My favorite type of sandwich is the "banh mi," a Vietnamese street sandwich. The banh mi sandwich exemplifies the profound influence the French colonial empire has had on Vietnamese cuisine--it is a sandwich (a classic Western food item) that incorporates Asian elements (cilantro, pickled daikon, and green chili peppers).
To make banh mi sandwiches, start with high-quality crusty French baguette. The baguette must be cut open and toasted until warm and lightly browned at the cut edges.
Lightly smear a thin coat of mayonnaise (preferably not Miracle Whip or other salad dressings with a "tangy zip") on the exposed side of the bottom section of the cut bread.

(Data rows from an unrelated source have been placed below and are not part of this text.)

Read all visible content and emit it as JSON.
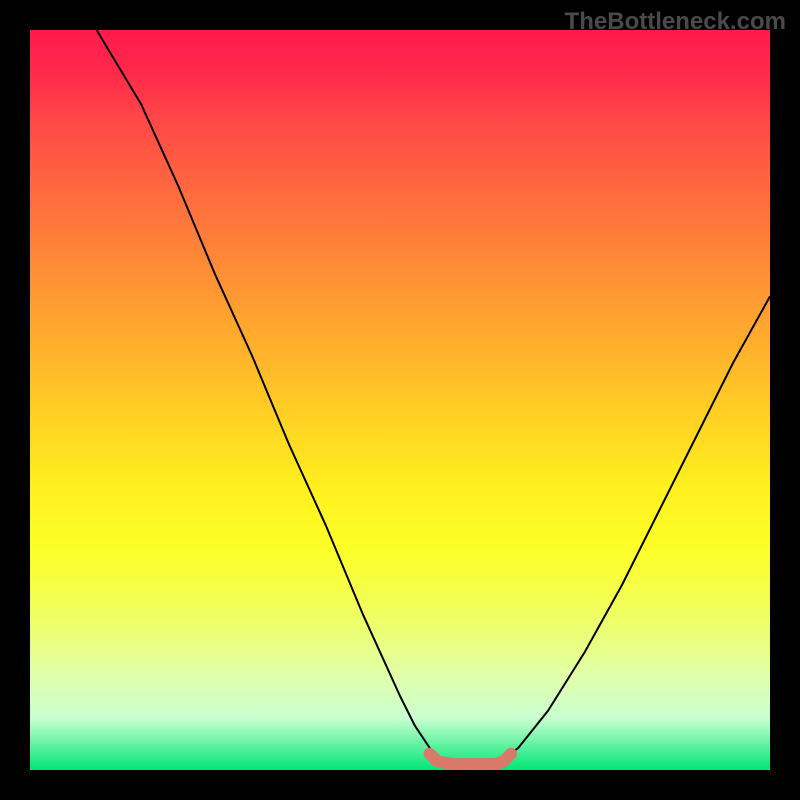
{
  "watermark": "TheBottleneck.com",
  "chart_data": {
    "type": "line",
    "title": "",
    "xlabel": "",
    "ylabel": "",
    "xlim": [
      0,
      100
    ],
    "ylim": [
      0,
      100
    ],
    "grid": false,
    "series": [
      {
        "name": "left-curve",
        "x": [
          9,
          15,
          20,
          25,
          30,
          35,
          40,
          45,
          50,
          52,
          54,
          56
        ],
        "y": [
          100,
          90,
          79,
          67,
          56,
          44,
          33,
          21,
          10,
          6,
          3,
          0.8
        ]
      },
      {
        "name": "right-curve",
        "x": [
          63,
          66,
          70,
          75,
          80,
          85,
          90,
          95,
          100
        ],
        "y": [
          0.8,
          3,
          8,
          16,
          25,
          35,
          45,
          55,
          64
        ]
      },
      {
        "name": "marker-band",
        "x": [
          54,
          55,
          57,
          59,
          61,
          63,
          64,
          65
        ],
        "y": [
          2.2,
          1.2,
          0.8,
          0.8,
          0.8,
          0.8,
          1.2,
          2.2
        ]
      }
    ],
    "gradient": {
      "top_color": "#ff1a4d",
      "mid_color": "#fff01f",
      "bottom_color": "#00e676"
    }
  }
}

Add lunch meat onto the sandwich, and when placing the meat into the sandwich, artfully "curl" the cold cuts into folded halves. Vietnamese families traditionally like to use the ham or turkey breast cold cuts. I would advise you never to use bologna or salami. You can also add Vietnamese-style barbequed pork, barbequed dark chicken meat, shredded chicken breast, slices of Vietnamese pork meatballs, fried egg, and crackly roasted pork skin. The sky is the limit as to the filling for a banh mi. Mario Batali added mango and lobster and I read a recipe that added seared tuna. I like to add liverwurst pâté in addition to the meat filling. Just as long as you line the exposed half of the bread with the meat until the bread is sufficiently covered, the sandwich should taste delicious.
Generously heap the sandwich with handfuls of a slaw mixture made of pickled and shredded carrots and daikon. This pickled slaw is what gives a banh mi sandwich its "kick" and unique flavor. To make this banh mi slaw, first shred carrots and daikon on the large holes of a box grater. I prefer using more carrots than daikon in the slaw. Then, cover the freshly shredded root vegetables with a dressing made of equal parts rice wine vinegar and white sugar. You can use distilled white vinegar too, but keep in mind that white vinegar is more tart and mouth-puckeringly sour, so you might want to modify the sugar-vinegar content if you use it. The slaw should taste more sweet than sour. You should marinate the slaw for at least two hours before using it. Drain the slaw well before you place it on the sandwich, and don't worry if the daikon turns orange from the carrots. Use your hands to squeeze out the excess moisture, wringing out the pickling juice from the slaw as best you can.
Add a scattering of cut jalapeno rings (with seeds included) and several full sprigs cilantro. You may also add slices or slivers of cool cucumber here. Finally, cover the sandwich with the remaining half of the cut loaf.
See how easy that was! Now go out and make yourself some delicious Vietnamese street sandwiches!